**Data records:**
»»
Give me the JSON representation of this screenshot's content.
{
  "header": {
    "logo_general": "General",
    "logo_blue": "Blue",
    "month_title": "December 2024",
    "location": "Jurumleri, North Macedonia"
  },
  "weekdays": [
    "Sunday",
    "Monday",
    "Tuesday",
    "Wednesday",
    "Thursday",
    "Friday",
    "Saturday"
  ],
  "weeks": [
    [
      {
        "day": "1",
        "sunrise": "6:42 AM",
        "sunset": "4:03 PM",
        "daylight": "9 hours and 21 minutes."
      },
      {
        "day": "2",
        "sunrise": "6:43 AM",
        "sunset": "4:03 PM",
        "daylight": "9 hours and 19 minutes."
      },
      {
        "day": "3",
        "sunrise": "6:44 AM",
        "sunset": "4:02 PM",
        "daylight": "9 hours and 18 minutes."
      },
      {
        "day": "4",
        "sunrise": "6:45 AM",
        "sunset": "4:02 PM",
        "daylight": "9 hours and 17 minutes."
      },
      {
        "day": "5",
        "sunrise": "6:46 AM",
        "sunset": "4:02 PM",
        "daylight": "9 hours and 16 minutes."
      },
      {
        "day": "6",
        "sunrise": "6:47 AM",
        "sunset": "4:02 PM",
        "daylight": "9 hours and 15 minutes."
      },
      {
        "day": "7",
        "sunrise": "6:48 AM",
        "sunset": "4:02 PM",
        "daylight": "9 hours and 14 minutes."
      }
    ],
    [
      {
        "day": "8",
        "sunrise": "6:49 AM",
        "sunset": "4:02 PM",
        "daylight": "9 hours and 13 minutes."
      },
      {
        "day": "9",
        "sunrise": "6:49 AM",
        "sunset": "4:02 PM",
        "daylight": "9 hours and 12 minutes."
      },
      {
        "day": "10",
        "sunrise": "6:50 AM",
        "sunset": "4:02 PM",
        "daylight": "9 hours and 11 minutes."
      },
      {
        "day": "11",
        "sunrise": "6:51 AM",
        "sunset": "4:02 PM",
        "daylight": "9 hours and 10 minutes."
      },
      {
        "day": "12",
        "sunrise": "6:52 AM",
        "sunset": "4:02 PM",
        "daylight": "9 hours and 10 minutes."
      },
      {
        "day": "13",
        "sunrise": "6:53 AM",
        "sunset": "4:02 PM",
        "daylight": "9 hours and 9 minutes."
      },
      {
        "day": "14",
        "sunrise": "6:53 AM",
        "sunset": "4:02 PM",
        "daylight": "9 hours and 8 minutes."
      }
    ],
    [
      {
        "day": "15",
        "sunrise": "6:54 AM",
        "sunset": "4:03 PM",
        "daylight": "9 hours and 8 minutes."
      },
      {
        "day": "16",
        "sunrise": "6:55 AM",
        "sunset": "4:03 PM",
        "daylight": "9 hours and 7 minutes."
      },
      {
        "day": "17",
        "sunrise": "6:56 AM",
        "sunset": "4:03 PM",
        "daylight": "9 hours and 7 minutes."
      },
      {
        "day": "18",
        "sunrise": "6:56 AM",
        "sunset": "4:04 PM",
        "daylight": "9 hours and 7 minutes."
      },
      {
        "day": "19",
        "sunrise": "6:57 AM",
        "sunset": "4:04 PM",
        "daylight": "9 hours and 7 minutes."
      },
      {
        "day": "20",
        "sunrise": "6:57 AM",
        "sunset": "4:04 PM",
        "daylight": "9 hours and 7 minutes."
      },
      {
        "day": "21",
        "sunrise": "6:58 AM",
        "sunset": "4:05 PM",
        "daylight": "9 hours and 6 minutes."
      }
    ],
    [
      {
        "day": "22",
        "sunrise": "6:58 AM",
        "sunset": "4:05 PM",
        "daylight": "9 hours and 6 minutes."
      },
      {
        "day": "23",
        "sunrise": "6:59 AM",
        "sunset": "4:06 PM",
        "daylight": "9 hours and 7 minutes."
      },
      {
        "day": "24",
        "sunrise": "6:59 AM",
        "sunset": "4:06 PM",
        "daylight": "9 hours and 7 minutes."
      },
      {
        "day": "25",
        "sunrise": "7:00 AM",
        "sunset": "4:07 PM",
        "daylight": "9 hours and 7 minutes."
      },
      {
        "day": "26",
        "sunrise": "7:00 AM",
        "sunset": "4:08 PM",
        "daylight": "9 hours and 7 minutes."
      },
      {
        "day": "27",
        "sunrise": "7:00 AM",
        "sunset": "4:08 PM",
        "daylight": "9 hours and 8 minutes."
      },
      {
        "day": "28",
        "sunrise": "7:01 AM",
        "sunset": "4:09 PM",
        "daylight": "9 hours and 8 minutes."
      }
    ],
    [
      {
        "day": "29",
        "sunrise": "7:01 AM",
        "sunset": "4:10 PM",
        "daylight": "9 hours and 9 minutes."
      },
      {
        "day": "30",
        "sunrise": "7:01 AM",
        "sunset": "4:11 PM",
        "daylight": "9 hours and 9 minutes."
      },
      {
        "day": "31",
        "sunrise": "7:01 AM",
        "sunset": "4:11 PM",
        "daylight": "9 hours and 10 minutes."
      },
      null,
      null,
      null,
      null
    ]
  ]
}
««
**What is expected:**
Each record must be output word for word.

**Written answer:**
Give me the JSON representation of this screenshot's content.
{
  "header": {
    "logo_general": "General",
    "logo_blue": "Blue",
    "month_title": "December 2024",
    "location": "Jurumleri, North Macedonia"
  },
  "weekdays": [
    "Sunday",
    "Monday",
    "Tuesday",
    "Wednesday",
    "Thursday",
    "Friday",
    "Saturday"
  ],
  "weeks": [
    [
      {
        "day": "1",
        "sunrise": "6:42 AM",
        "sunset": "4:03 PM",
        "daylight": "9 hours and 21 minutes."
      },
      {
        "day": "2",
        "sunrise": "6:43 AM",
        "sunset": "4:03 PM",
        "daylight": "9 hours and 19 minutes."
      },
      {
        "day": "3",
        "sunrise": "6:44 AM",
        "sunset": "4:02 PM",
        "daylight": "9 hours and 18 minutes."
      },
      {
        "day": "4",
        "sunrise": "6:45 AM",
        "sunset": "4:02 PM",
        "daylight": "9 hours and 17 minutes."
      },
      {
        "day": "5",
        "sunrise": "6:46 AM",
        "sunset": "4:02 PM",
        "daylight": "9 hours and 16 minutes."
      },
      {
        "day": "6",
        "sunrise": "6:47 AM",
        "sunset": "4:02 PM",
        "daylight": "9 hours and 15 minutes."
      },
      {
        "day": "7",
        "sunrise": "6:48 AM",
        "sunset": "4:02 PM",
        "daylight": "9 hours and 14 minutes."
      }
    ],
    [
      {
        "day": "8",
        "sunrise": "6:49 AM",
        "sunset": "4:02 PM",
        "daylight": "9 hours and 13 minutes."
      },
      {
        "day": "9",
        "sunrise": "6:49 AM",
        "sunset": "4:02 PM",
        "daylight": "9 hours and 12 minutes."
      },
      {
        "day": "10",
        "sunrise": "6:50 AM",
        "sunset": "4:02 PM",
        "daylight": "9 hours and 11 minutes."
      },
      {
        "day": "11",
        "sunrise": "6:51 AM",
        "sunset": "4:02 PM",
        "daylight": "9 hours and 10 minutes."
      },
      {
        "day": "12",
        "sunrise": "6:52 AM",
        "sunset": "4:02 PM",
        "daylight": "9 hours and 10 minutes."
      },
      {
        "day": "13",
        "sunrise": "6:53 AM",
        "sunset": "4:02 PM",
        "daylight": "9 hours and 9 minutes."
      },
      {
        "day": "14",
        "sunrise": "6:53 AM",
        "sunset": "4:02 PM",
        "daylight": "9 hours and 8 minutes."
      }
    ],
    [
      {
        "day": "15",
        "sunrise": "6:54 AM",
        "sunset": "4:03 PM",
        "daylight": "9 hours and 8 minutes."
      },
      {
        "day": "16",
        "sunrise": "6:55 AM",
        "sunset": "4:03 PM",
        "daylight": "9 hours and 7 minutes."
      },
      {
        "day": "17",
        "sunrise": "6:56 AM",
        "sunset": "4:03 PM",
        "daylight": "9 hours and 7 minutes."
      },
      {
        "day": "18",
        "sunrise": "6:56 AM",
        "sunset": "4:04 PM",
        "daylight": "9 hours and 7 minutes."
      },
      {
        "day": "19",
        "sunrise": "6:57 AM",
        "sunset": "4:04 PM",
        "daylight": "9 hours and 7 minutes."
      },
      {
        "day": "20",
        "sunrise": "6:57 AM",
        "sunset": "4:04 PM",
        "daylight": "9 hours and 7 minutes."
      },
      {
        "day": "21",
        "sunrise": "6:58 AM",
        "sunset": "4:05 PM",
        "daylight": "9 hours and 6 minutes."
      }
    ],
    [
      {
        "day": "22",
        "sunrise": "6:58 AM",
        "sunset": "4:05 PM",
        "daylight": "9 hours and 6 minutes."
      },
      {
        "day": "23",
        "sunrise": "6:59 AM",
        "sunset": "4:06 PM",
        "daylight": "9 hours and 7 minutes."
      },
      {
        "day": "24",
        "sunrise": "6:59 AM",
        "sunset": "4:06 PM",
        "daylight": "9 hours and 7 minutes."
      },
      {
        "day": "25",
        "sunrise": "7:00 AM",
        "sunset": "4:07 PM",
        "daylight": "9 hours and 7 minutes."
      },
      {
        "day": "26",
        "sunrise": "7:00 AM",
        "sunset": "4:08 PM",
        "daylight": "9 hours and 7 minutes."
      },
      {
        "day": "27",
        "sunrise": "7:00 AM",
        "sunset": "4:08 PM",
        "daylight": "9 hours and 8 minutes."
      },
      {
        "day": "28",
        "sunrise": "7:01 AM",
        "sunset": "4:09 PM",
        "daylight": "9 hours and 8 minutes."
      }
    ],
    [
      {
        "day": "29",
        "sunrise": "7:01 AM",
        "sunset": "4:10 PM",
        "daylight": "9 hours and 9 minutes."
      },
      {
        "day": "30",
        "sunrise": "7:01 AM",
        "sunset": "4:11 PM",
        "daylight": "9 hours and 9 minutes."
      },
      {
        "day": "31",
        "sunrise": "7:01 AM",
        "sunset": "4:11 PM",
        "daylight": "9 hours and 10 minutes."
      },
      null,
      null,
      null,
      null
    ]
  ]
}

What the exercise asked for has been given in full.